### REQUIRED ACTION
The expected result is the full set of records, copied precisely, with images dropped.
[TASK MATERIAL — start]
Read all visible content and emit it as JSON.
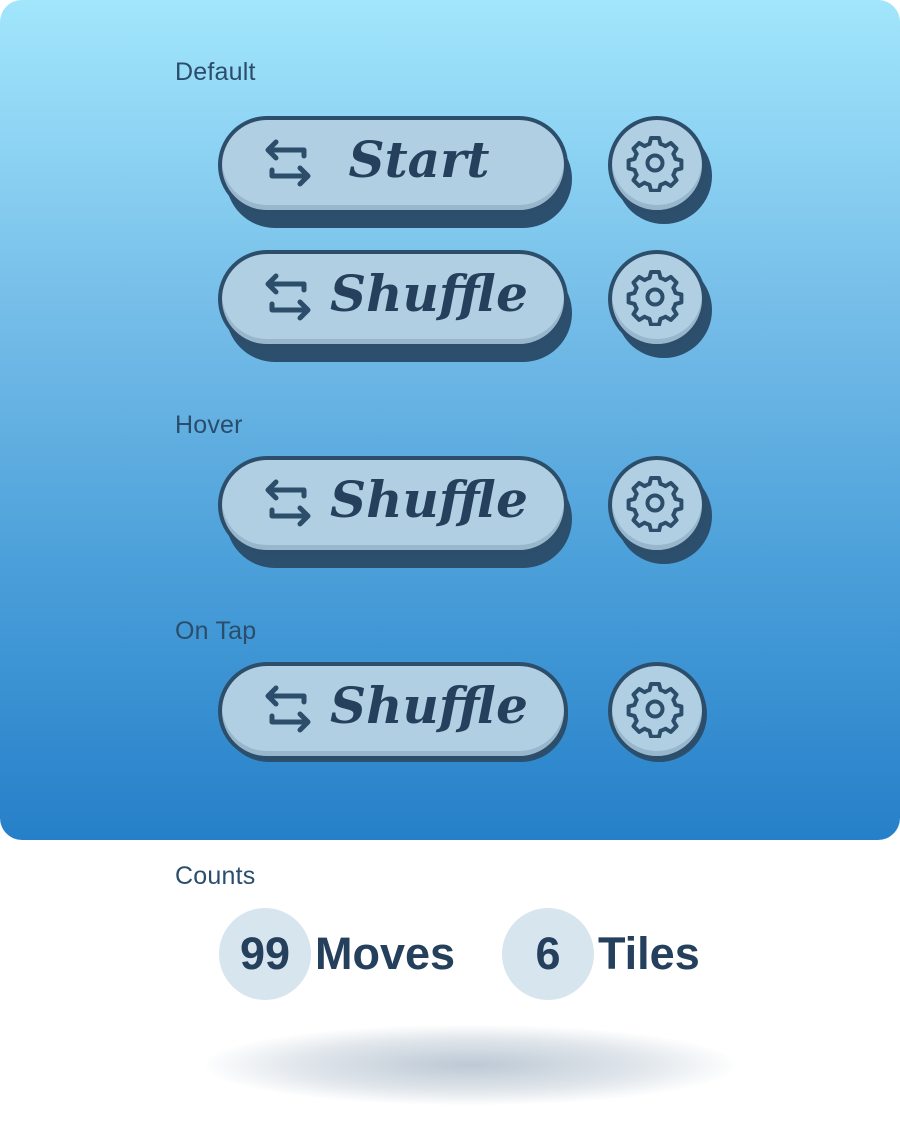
{
  "sections": {
    "default_label": "Default",
    "hover_label": "Hover",
    "tap_label": "On Tap",
    "counts_label": "Counts"
  },
  "buttons": {
    "start_label": "Start",
    "shuffle_label": "Shuffle"
  },
  "icons": {
    "swap": "swap-arrows-icon",
    "settings": "gear-icon"
  },
  "counts": {
    "moves": {
      "value": "99",
      "label": "Moves"
    },
    "tiles": {
      "value": "6",
      "label": "Tiles"
    }
  },
  "colors": {
    "panel_top": "#a2e6fc",
    "panel_bottom": "#2680c9",
    "button_face": "#b0cfe3",
    "button_outline": "#2c4e6b",
    "text_dark": "#24405c",
    "count_bubble": "#d7e5ee"
  }
}
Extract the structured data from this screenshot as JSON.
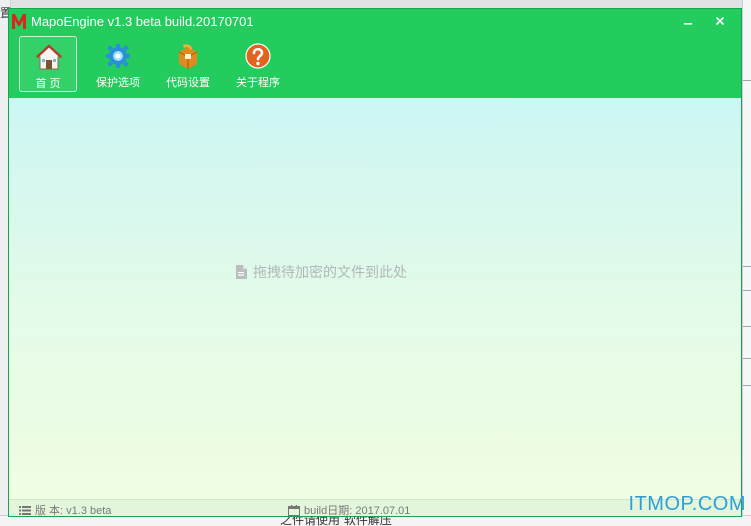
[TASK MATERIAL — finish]
### RESULT OF THIS TASK
Read all visible content and emit it as JSON.
{
  "sections": {
    "default_label": "Default",
    "hover_label": "Hover",
    "tap_label": "On Tap",
    "counts_label": "Counts"
  },
  "buttons": {
    "start_label": "Start",
    "shuffle_label": "Shuffle"
  },
  "icons": {
    "swap": "swap-arrows-icon",
    "settings": "gear-icon"
  },
  "counts": {
    "moves": {
      "value": "99",
      "label": "Moves"
    },
    "tiles": {
      "value": "6",
      "label": "Tiles"
    }
  },
  "colors": {
    "panel_top": "#a2e6fc",
    "panel_bottom": "#2680c9",
    "button_face": "#b0cfe3",
    "button_outline": "#2c4e6b",
    "text_dark": "#24405c",
    "count_bubble": "#d7e5ee"
  }
}
Extract the structured data from this screenshot as JSON.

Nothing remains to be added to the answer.